One criticism. Although Jamie Lee Curtis does a great job as a vulnerable, troubled woman who comes through in the end, it’s kind of too bad this rare strong woman director has to put such an emphasis on the vulnerable side of her heroine. First she falls for this chump (I mean for God’s sake, Jamie, it’s Ron Silver! Are you blind? You don’t date Ron Silver!) and then within a couple days she’s already falling for Clancy Brown. And right after her best friend has been murdered she’s fucking ol’ Clancy. And she hasn’t even noticed that Ron Silver is in the apartment. You gotta check for these things.

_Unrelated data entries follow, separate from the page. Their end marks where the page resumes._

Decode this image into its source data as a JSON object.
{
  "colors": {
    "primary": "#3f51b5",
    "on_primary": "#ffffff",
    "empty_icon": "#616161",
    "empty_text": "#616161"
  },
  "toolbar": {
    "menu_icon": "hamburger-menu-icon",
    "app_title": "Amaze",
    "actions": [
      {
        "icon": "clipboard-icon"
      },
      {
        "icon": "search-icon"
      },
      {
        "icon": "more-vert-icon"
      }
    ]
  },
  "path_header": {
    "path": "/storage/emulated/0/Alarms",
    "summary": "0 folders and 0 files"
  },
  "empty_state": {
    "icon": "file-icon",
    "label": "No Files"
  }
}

In fact, they treat the idea of a woman being a cop as kind of a weird thing, she constantly has to explain herself, and what ends up happening to her almost makes it seem like she’s wrong, that she shouldn’t be a a cop. In most cop movies the leads are men, and at no point does it occur to anybody that they have to explain why they are a cop, unless they throw in some line about their dad was a cop or their uncle was killed in a liquor store robbery. BLUE STEEL gets more into the background of the character, so we see that her dad is abusive to her mom and she has trouble dating because people are afraid of cops, and that sort of thing. So I guess you could say it makes her less of an action hero, but it also makes her more of a character, so it work. It’s a pretty good thriller.
note: I checked up on Kathryn Bigelow’s current whereabouts. Apparently this is a link to a commercial/short she did with Uma Thurman in ’07, but I can’t vouch for it because the damn thing doesn’t work on my computer.
VERN has been reviewing movies since 1999 and is the author of the books SEAGALOGY: A STUDY OF THE ASS-KICKING FILMS OF STEVEN SEAGAL, YIPPEE KI-YAY MOVIEGOER!: WRITINGS ON BRUCE WILLIS, BADASS CINEMA AND OTHER IMPORTANT TOPICS and NIKETOWN: A NOVEL. His horror-action novel WORM ON A HOOK will arrive later this year.